**EXERCISE INSTRUCTIONS**
Should an entry contain an image, omit it and repeat the rest exactly.

**Data entries**
-=-=-=-=-
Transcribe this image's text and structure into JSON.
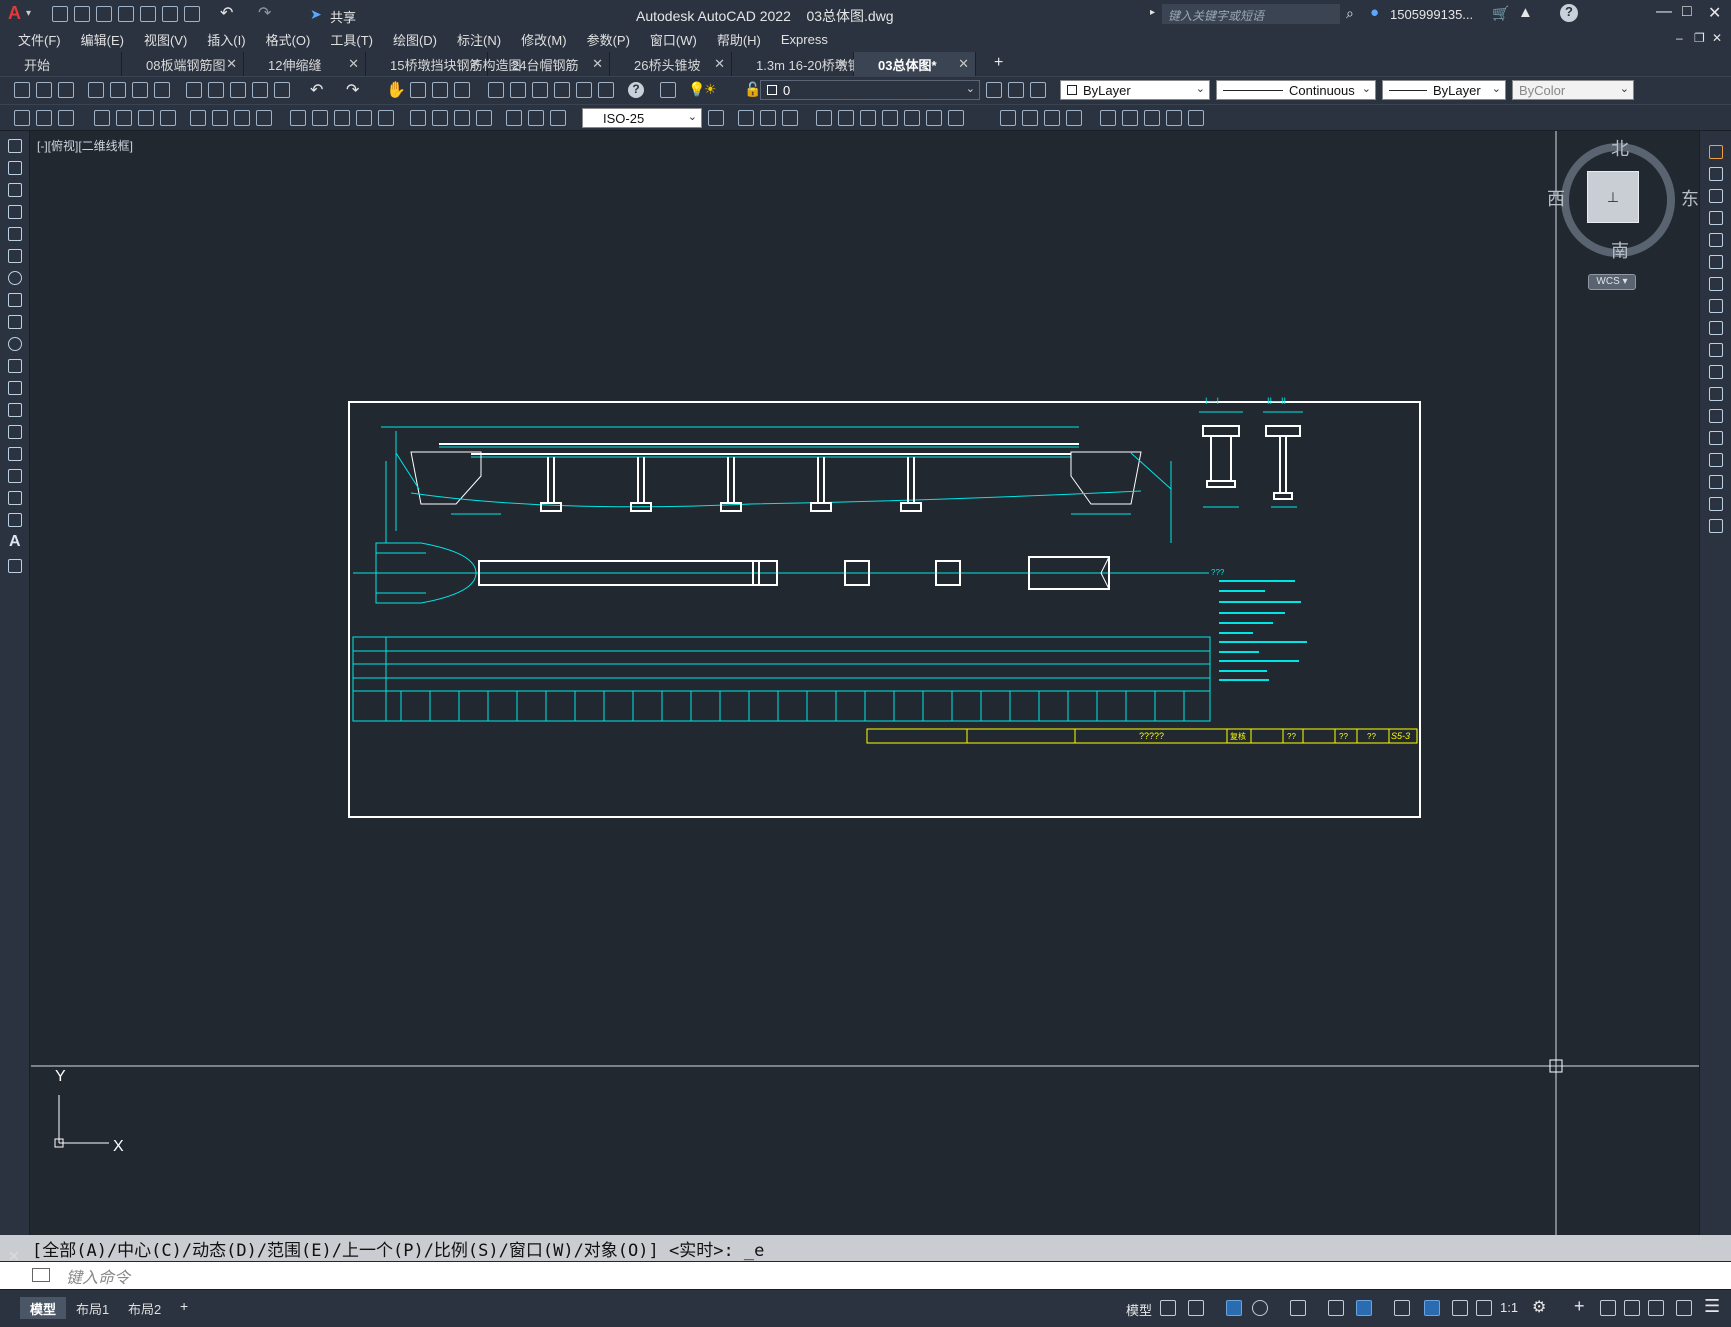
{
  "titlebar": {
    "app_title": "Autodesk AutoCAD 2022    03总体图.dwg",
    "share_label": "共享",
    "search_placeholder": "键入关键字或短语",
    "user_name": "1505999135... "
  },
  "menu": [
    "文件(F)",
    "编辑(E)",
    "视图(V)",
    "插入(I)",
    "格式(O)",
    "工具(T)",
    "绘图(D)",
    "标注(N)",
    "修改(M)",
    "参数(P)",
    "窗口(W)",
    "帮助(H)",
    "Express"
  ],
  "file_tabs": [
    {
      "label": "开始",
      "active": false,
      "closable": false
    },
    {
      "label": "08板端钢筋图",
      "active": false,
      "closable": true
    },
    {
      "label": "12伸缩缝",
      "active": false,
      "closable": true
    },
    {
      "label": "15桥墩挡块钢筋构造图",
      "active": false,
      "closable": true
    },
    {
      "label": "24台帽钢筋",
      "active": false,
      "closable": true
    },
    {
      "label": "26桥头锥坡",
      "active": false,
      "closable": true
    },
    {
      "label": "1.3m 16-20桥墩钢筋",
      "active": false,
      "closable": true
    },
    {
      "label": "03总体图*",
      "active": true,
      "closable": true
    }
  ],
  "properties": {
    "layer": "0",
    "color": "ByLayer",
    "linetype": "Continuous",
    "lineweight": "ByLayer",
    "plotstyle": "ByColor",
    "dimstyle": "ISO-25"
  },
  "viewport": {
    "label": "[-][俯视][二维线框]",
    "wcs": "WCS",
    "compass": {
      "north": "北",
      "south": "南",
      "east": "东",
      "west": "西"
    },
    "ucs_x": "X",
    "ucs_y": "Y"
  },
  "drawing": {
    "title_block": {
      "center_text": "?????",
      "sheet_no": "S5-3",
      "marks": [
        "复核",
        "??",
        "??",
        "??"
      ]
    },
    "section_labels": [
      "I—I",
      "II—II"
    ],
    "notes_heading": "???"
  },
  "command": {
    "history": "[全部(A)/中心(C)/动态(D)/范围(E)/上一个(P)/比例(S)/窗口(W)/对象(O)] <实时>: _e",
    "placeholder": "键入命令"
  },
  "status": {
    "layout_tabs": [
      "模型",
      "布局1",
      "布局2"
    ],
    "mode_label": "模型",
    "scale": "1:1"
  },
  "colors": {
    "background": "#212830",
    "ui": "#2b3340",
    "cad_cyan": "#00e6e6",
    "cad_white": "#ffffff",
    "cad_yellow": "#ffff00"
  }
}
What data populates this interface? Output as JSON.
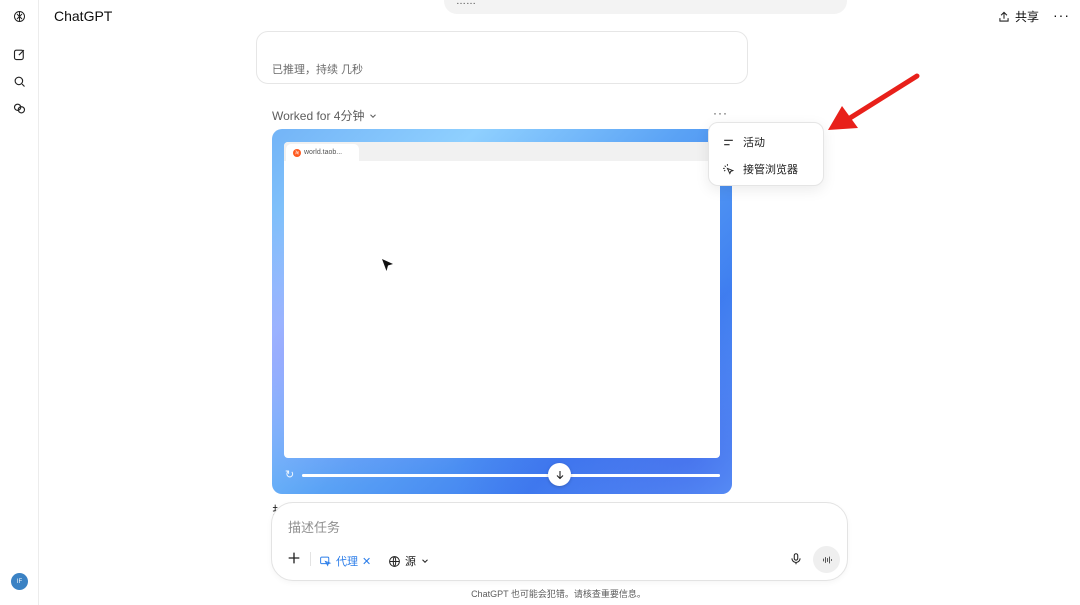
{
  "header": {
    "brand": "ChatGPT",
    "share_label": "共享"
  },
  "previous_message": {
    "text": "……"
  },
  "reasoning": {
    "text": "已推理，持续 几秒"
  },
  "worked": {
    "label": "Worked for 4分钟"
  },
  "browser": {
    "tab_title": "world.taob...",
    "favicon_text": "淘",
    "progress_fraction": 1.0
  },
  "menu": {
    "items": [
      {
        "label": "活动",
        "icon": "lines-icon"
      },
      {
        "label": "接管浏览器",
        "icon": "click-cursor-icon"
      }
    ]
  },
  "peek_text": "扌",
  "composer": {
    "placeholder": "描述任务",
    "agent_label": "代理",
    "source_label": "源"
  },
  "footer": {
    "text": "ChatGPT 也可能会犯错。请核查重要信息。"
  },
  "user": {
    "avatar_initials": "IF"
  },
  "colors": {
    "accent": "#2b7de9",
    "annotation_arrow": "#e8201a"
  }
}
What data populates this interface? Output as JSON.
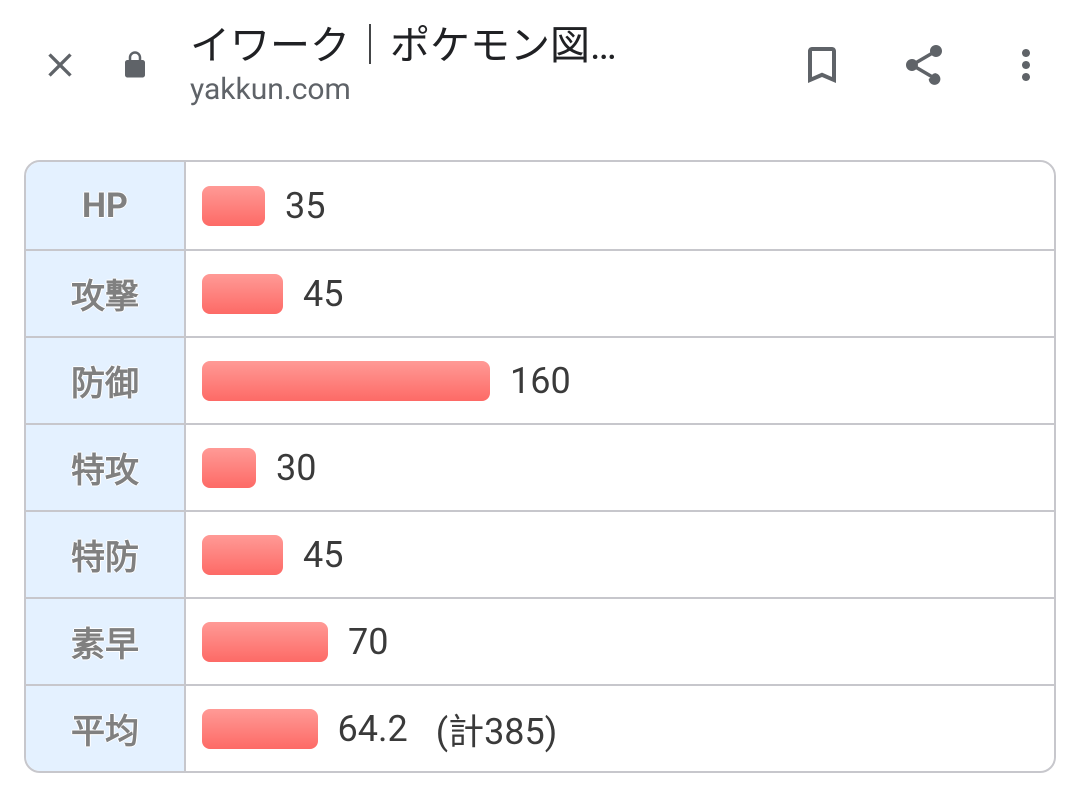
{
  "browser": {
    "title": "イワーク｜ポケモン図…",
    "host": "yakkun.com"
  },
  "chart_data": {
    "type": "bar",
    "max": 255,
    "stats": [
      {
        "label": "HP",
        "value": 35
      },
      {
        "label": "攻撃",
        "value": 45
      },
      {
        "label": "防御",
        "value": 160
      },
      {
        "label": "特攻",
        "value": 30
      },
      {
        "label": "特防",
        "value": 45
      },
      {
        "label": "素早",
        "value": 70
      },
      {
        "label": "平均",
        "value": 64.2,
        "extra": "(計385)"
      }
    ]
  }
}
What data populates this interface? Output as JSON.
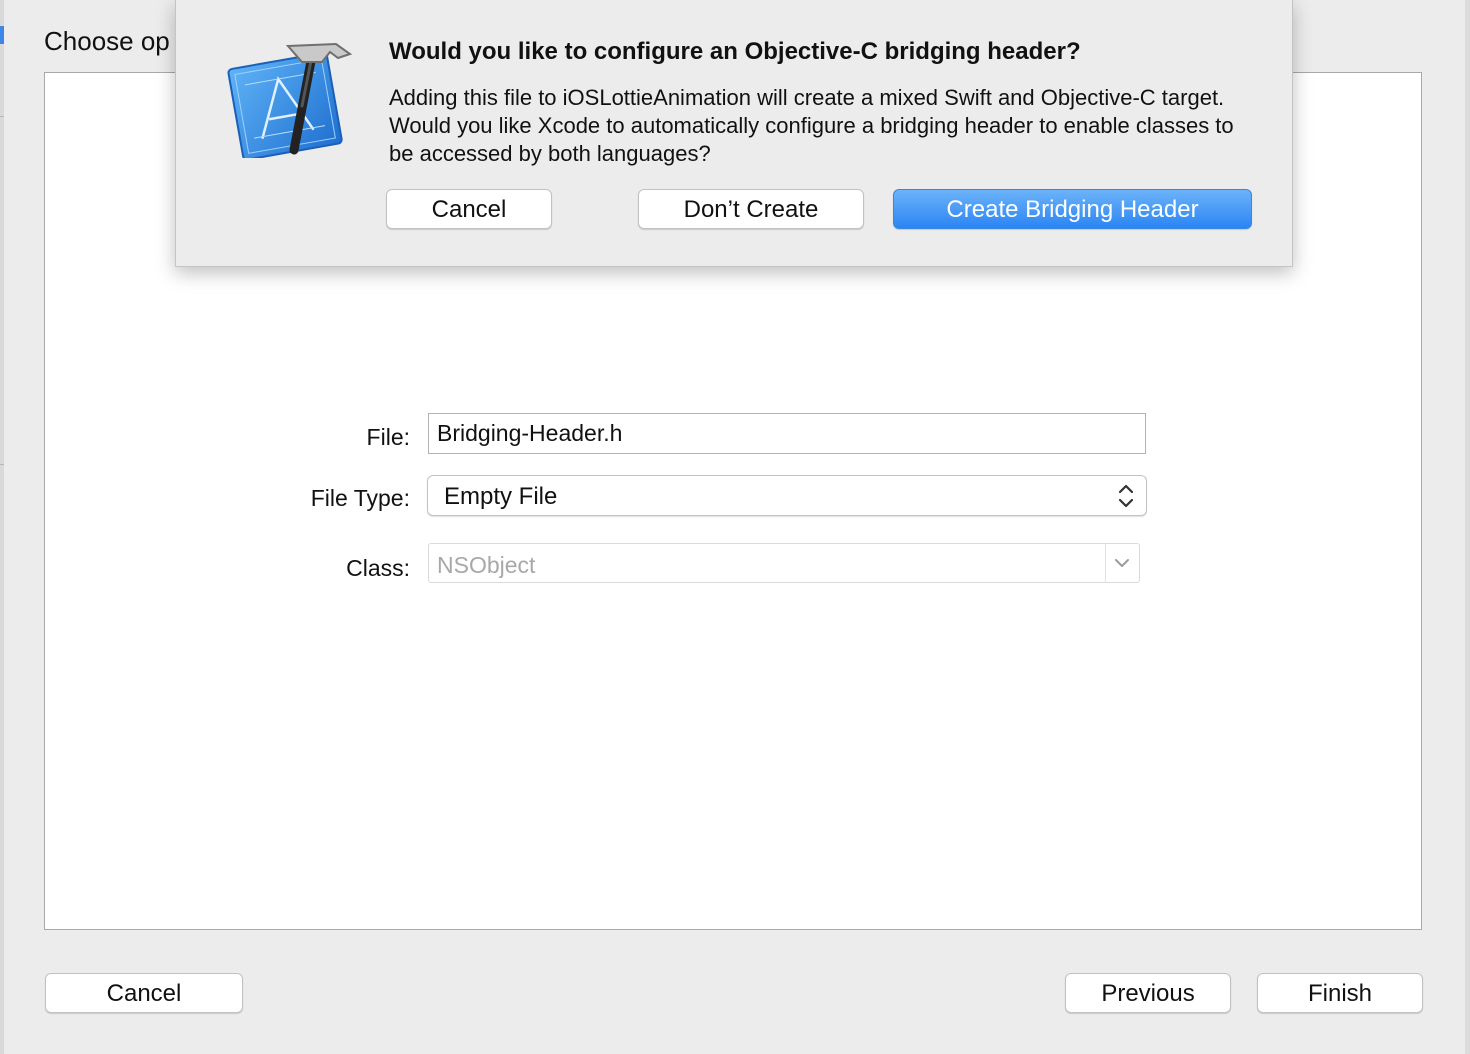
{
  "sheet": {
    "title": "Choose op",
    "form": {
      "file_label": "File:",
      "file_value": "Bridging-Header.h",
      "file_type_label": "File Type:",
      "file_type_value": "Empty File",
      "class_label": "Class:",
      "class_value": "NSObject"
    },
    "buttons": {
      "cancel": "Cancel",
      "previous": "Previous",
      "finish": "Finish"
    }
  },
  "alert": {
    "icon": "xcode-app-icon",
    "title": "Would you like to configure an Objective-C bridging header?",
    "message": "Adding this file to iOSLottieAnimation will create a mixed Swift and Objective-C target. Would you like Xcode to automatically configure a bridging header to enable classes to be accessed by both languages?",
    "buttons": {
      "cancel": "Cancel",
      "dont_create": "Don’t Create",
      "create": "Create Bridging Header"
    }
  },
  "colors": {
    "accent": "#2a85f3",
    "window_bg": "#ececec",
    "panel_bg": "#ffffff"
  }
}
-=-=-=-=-
**TASK RESPONSE**
Transcribe this image's text and structure into JSON.
{
  "titlebar": {
    "app_title": "Autodesk AutoCAD 2022    03总体图.dwg",
    "share_label": "共享",
    "search_placeholder": "键入关键字或短语",
    "user_name": "1505999135... "
  },
  "menu": [
    "文件(F)",
    "编辑(E)",
    "视图(V)",
    "插入(I)",
    "格式(O)",
    "工具(T)",
    "绘图(D)",
    "标注(N)",
    "修改(M)",
    "参数(P)",
    "窗口(W)",
    "帮助(H)",
    "Express"
  ],
  "file_tabs": [
    {
      "label": "开始",
      "active": false,
      "closable": false
    },
    {
      "label": "08板端钢筋图",
      "active": false,
      "closable": true
    },
    {
      "label": "12伸缩缝",
      "active": false,
      "closable": true
    },
    {
      "label": "15桥墩挡块钢筋构造图",
      "active": false,
      "closable": true
    },
    {
      "label": "24台帽钢筋",
      "active": false,
      "closable": true
    },
    {
      "label": "26桥头锥坡",
      "active": false,
      "closable": true
    },
    {
      "label": "1.3m 16-20桥墩钢筋",
      "active": false,
      "closable": true
    },
    {
      "label": "03总体图*",
      "active": true,
      "closable": true
    }
  ],
  "properties": {
    "layer": "0",
    "color": "ByLayer",
    "linetype": "Continuous",
    "lineweight": "ByLayer",
    "plotstyle": "ByColor",
    "dimstyle": "ISO-25"
  },
  "viewport": {
    "label": "[-][俯视][二维线框]",
    "wcs": "WCS",
    "compass": {
      "north": "北",
      "south": "南",
      "east": "东",
      "west": "西"
    },
    "ucs_x": "X",
    "ucs_y": "Y"
  },
  "drawing": {
    "title_block": {
      "center_text": "?????",
      "sheet_no": "S5-3",
      "marks": [
        "复核",
        "??",
        "??",
        "??"
      ]
    },
    "section_labels": [
      "I—I",
      "II—II"
    ],
    "notes_heading": "???"
  },
  "command": {
    "history": "[全部(A)/中心(C)/动态(D)/范围(E)/上一个(P)/比例(S)/窗口(W)/对象(O)] <实时>: _e",
    "placeholder": "键入命令"
  },
  "status": {
    "layout_tabs": [
      "模型",
      "布局1",
      "布局2"
    ],
    "mode_label": "模型",
    "scale": "1:1"
  },
  "colors": {
    "background": "#212830",
    "ui": "#2b3340",
    "cad_cyan": "#00e6e6",
    "cad_white": "#ffffff",
    "cad_yellow": "#ffff00"
  }
}
What data populates this interface? Output as JSON.
{
  "header": {
    "brand": "ChatGPT",
    "share_label": "共享"
  },
  "previous_message": {
    "text": "……"
  },
  "reasoning": {
    "text": "已推理，持续 几秒"
  },
  "worked": {
    "label": "Worked for 4分钟"
  },
  "browser": {
    "tab_title": "world.taob...",
    "favicon_text": "淘",
    "progress_fraction": 1.0
  },
  "menu": {
    "items": [
      {
        "label": "活动",
        "icon": "lines-icon"
      },
      {
        "label": "接管浏览器",
        "icon": "click-cursor-icon"
      }
    ]
  },
  "peek_text": "扌",
  "composer": {
    "placeholder": "描述任务",
    "agent_label": "代理",
    "source_label": "源"
  },
  "footer": {
    "text": "ChatGPT 也可能会犯错。请核查重要信息。"
  },
  "user": {
    "avatar_initials": "IF"
  },
  "colors": {
    "accent": "#2b7de9",
    "annotation_arrow": "#e8201a"
  }
}
What data populates this interface? Output as JSON.
{
  "browser": {
    "title": "イワーク｜ポケモン図…",
    "host": "yakkun.com"
  },
  "chart_data": {
    "type": "bar",
    "max": 255,
    "stats": [
      {
        "label": "HP",
        "value": 35
      },
      {
        "label": "攻撃",
        "value": 45
      },
      {
        "label": "防御",
        "value": 160
      },
      {
        "label": "特攻",
        "value": 30
      },
      {
        "label": "特防",
        "value": 45
      },
      {
        "label": "素早",
        "value": 70
      },
      {
        "label": "平均",
        "value": 64.2,
        "extra": "(計385)"
      }
    ]
  }
}
What data populates this interface? Output as JSON.
{
  "sheet": {
    "title": "Choose op",
    "form": {
      "file_label": "File:",
      "file_value": "Bridging-Header.h",
      "file_type_label": "File Type:",
      "file_type_value": "Empty File",
      "class_label": "Class:",
      "class_value": "NSObject"
    },
    "buttons": {
      "cancel": "Cancel",
      "previous": "Previous",
      "finish": "Finish"
    }
  },
  "alert": {
    "icon": "xcode-app-icon",
    "title": "Would you like to configure an Objective-C bridging header?",
    "message": "Adding this file to iOSLottieAnimation will create a mixed Swift and Objective-C target. Would you like Xcode to automatically configure a bridging header to enable classes to be accessed by both languages?",
    "buttons": {
      "cancel": "Cancel",
      "dont_create": "Don’t Create",
      "create": "Create Bridging Header"
    }
  },
  "colors": {
    "accent": "#2a85f3",
    "window_bg": "#ececec",
    "panel_bg": "#ffffff"
  }
}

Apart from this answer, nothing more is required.